[Opening Dataset section]
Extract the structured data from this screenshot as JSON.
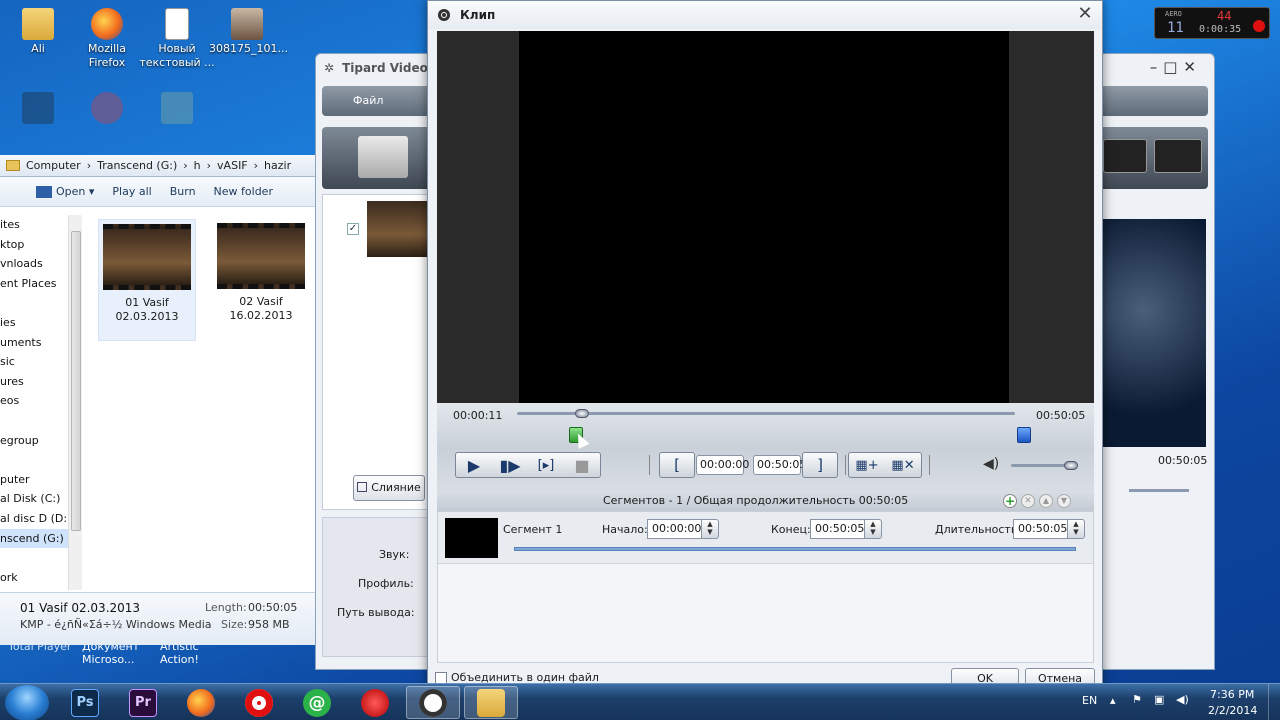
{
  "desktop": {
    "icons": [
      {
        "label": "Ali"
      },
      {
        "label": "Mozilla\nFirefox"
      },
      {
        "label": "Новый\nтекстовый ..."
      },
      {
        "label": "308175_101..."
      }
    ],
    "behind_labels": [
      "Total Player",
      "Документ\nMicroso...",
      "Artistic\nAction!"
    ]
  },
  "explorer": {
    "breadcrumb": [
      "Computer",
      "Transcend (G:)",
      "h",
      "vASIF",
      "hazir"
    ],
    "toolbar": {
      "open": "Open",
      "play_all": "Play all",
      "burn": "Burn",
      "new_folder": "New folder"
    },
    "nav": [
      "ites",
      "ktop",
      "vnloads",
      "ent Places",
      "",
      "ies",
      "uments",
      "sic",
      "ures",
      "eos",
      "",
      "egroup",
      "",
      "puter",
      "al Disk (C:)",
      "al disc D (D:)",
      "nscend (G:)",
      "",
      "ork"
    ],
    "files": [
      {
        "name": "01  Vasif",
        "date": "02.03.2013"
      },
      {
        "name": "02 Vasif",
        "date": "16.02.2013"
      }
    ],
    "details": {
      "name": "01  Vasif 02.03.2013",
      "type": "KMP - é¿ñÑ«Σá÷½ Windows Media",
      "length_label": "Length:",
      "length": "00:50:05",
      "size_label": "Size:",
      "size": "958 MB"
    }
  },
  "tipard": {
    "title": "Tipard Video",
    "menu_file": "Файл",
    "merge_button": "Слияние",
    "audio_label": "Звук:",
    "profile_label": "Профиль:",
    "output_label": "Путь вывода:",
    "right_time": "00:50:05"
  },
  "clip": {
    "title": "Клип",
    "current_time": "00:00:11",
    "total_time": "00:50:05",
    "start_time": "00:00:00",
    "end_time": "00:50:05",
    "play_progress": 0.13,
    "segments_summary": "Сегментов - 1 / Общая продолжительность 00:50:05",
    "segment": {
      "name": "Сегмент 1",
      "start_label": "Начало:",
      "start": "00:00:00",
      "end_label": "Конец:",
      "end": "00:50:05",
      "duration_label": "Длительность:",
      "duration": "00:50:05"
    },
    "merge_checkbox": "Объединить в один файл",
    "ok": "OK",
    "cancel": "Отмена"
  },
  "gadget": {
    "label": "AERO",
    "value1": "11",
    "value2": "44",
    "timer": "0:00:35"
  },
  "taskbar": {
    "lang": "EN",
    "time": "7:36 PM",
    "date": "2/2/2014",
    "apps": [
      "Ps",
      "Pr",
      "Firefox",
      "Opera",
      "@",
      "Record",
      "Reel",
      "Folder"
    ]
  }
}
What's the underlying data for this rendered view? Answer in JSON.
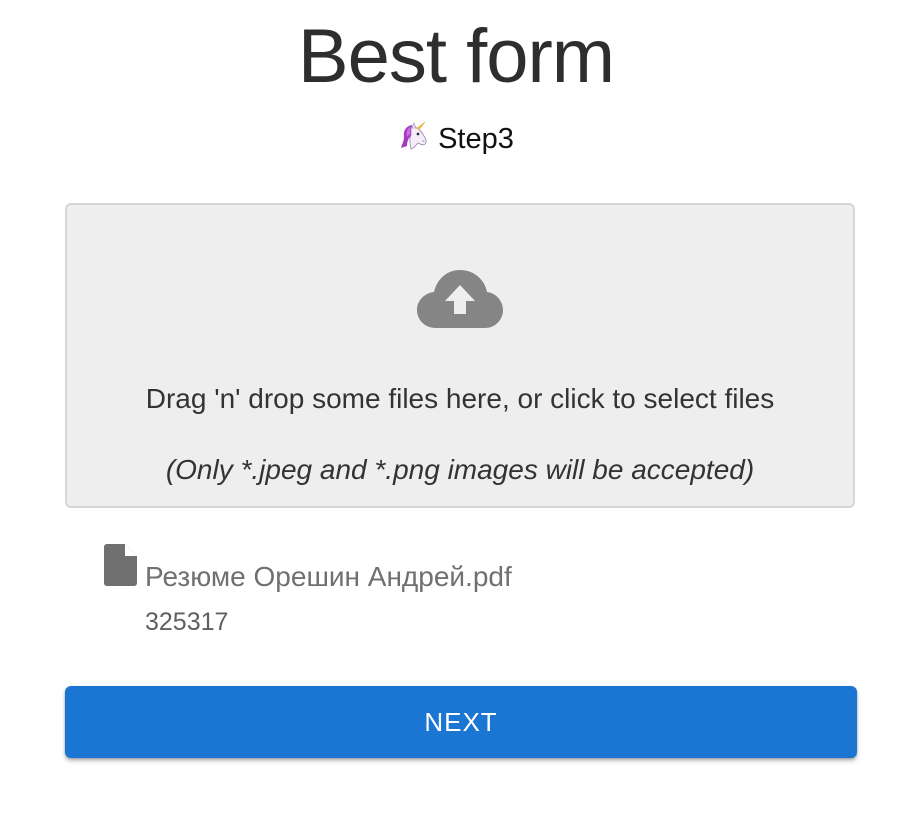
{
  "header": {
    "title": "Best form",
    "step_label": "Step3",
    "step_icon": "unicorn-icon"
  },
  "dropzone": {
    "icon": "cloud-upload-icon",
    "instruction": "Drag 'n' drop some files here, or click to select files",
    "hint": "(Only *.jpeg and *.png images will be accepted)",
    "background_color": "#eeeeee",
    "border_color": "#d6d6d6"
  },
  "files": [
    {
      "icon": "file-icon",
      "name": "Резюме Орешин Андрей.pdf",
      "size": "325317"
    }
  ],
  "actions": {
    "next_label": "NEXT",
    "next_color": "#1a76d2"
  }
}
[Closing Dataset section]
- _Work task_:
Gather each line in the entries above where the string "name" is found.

- _Solved problem_:
        "name": "01  Vasif",
        "name": "02 Vasif",
      "name": "01  Vasif 02.03.2013",
      "name": "Сегмент 1",
      "name": "Резюме Орешин Андрей.pdf",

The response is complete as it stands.